“Even in the middle of nowhere, no, especially in the middle of nowhere, you couldn’t keep anything quiet.  The middle of nowhere had a grapevine the like of which you never saw in the city.  Out here everyone was interested.  Everything that happened was news because not very much generally happened.  A broken leg was headline news.  City folk might pay a passing notice to something and that was it, on to the next thing.  Country folk would watch every move with interest, give theories half of which would be superstitious and they would still be talking about it in ten years’ time because nothing else would happen in the meantime.  Walker thought it would be more comfortable out here; less overlooked.  He could not have been more wrong.  Everyone knew he got through a bottle of brandy a week, did his laundry on Saturdays and the Times crossword on Sundays.  With nothing but space for a mile in any direction, you could feel intensely claustrophobic.”

With the discovery of human remains and lots of them, he wishes he’d stayed in the city.  Now he has to find out who these people were and he doesn’t look forward to much help from the locals, especially when it turns out the first seven burials are about 140 years old.  He has a bad feeling and knows this is something much bigger than the experts seem to think.

Little does he know he’s about to be caught up in a current investigation and more mysterious deaths as Inkredible unfolds.

A glimpse at Ivan

Ivan is a misanthrope to say the least.  He doesn’t often go to the city and can’t bear to be around people.  Every time he has to go into town though, he’s struck by the changes in society.  He rants inwardly:

“He was appalled by men who had evolved to have no physical or moral backbone.  People called them homosexual as an insult but they weren’t.  He understood homosexuality – that had always been there and it wasn’t the same thing, although modern society couldn’t make the distinction.  Effeminate and homosexual were not the same at all.  The most masculine of men might have a predilection for other men.  Feminised heterosexual men would at one time never have found a woman that paid them more than a sisterly notice.  Now though, now that women were as free as men to play any role in society, a whole new type of man had emerged, one that knew nothing of what it once was to be a man.  Some women now even sought these men ‘in touch with their feminine side’.  But what good would they be if the world suddenly reverted to what it had been a millennium ago?  It wouldn’t take much.  Men were not all men anymore, and even fewer were gentlemen.  But why was a gentleman needed when so few women were ladies.  He couldn’t relate to these new types of people.  So many distinctions, so many blurred lines, so few solid boundaries.  Did it matter?  Was it of any consequence what impression he made of himself when all were so self-interested anyway?  Of course not.  He laughed a dry laugh.  Human life had tried to infect him with its desperation to belong, but it would have to be cleverer than that!
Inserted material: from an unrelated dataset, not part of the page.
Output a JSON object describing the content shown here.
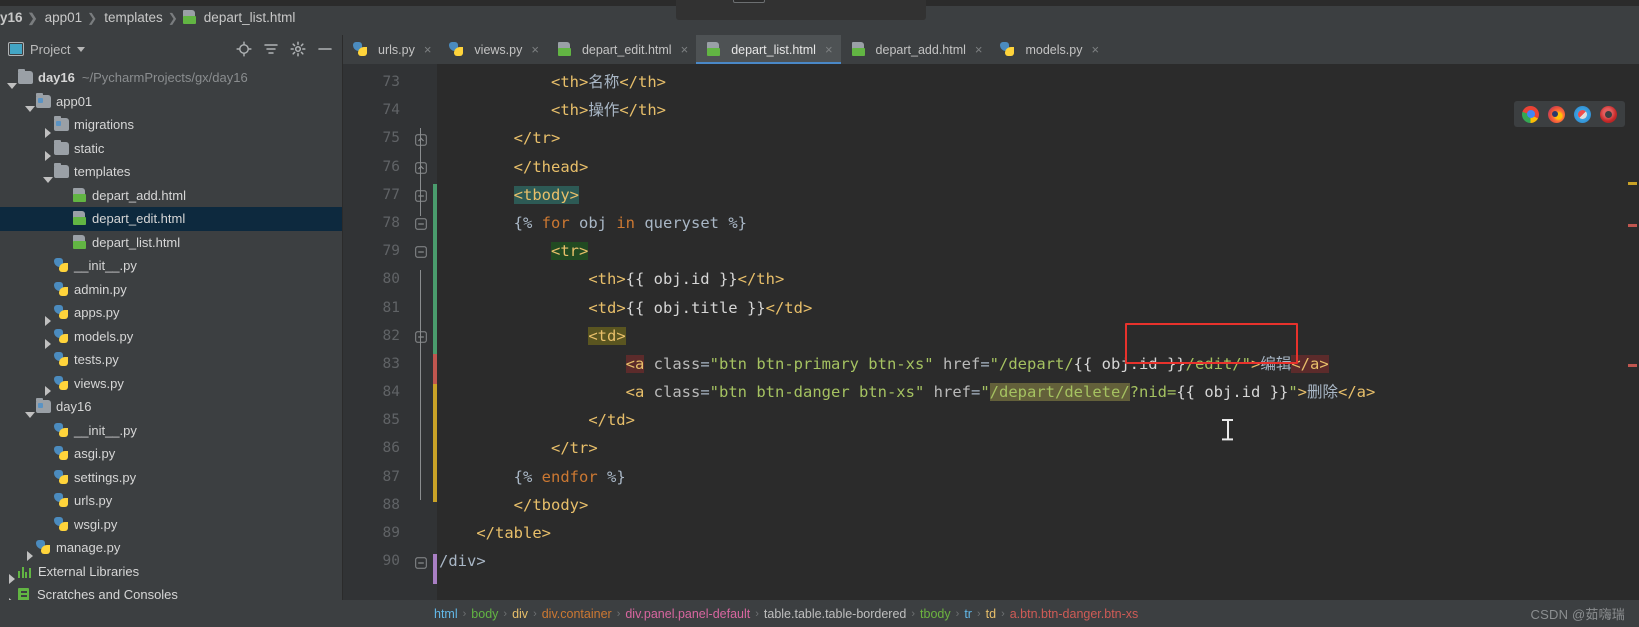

He found it a strain to blend in.  It made him weary.  Having to listen so closely to what anyone said, having to analyse the tone against the facial expression and both of those against the body language.  People were so seldom sincere, so frequently embellishing the facts, so often using sarcasm and humour to veil a slight.  He wondered how anyone lived and communicated among such a society and survived.  Perhaps they didn’t really.  Maybe that explained the superficiality.  How could anyone afford to feel anything, to register what was really going on, to give more than a cursory glance, when to do so could only open them up to the brutality of the world beyond their tiny existence?  How could they afford to have depth when it would only show them the depths to which humanity had sunk?  Some, he knew, created their own micro society around them and shunned all others.  That had gone on for a long time.  Now it was even more complex and he wondered at the truth of it all.  Who could really live like this without losing sight of true life?  He could not slot in to this world.  But so what?  He didn’t need to make friends, only get by here for a little while.”

His thoughts are many and about everything.  Don’t get him started on architecture!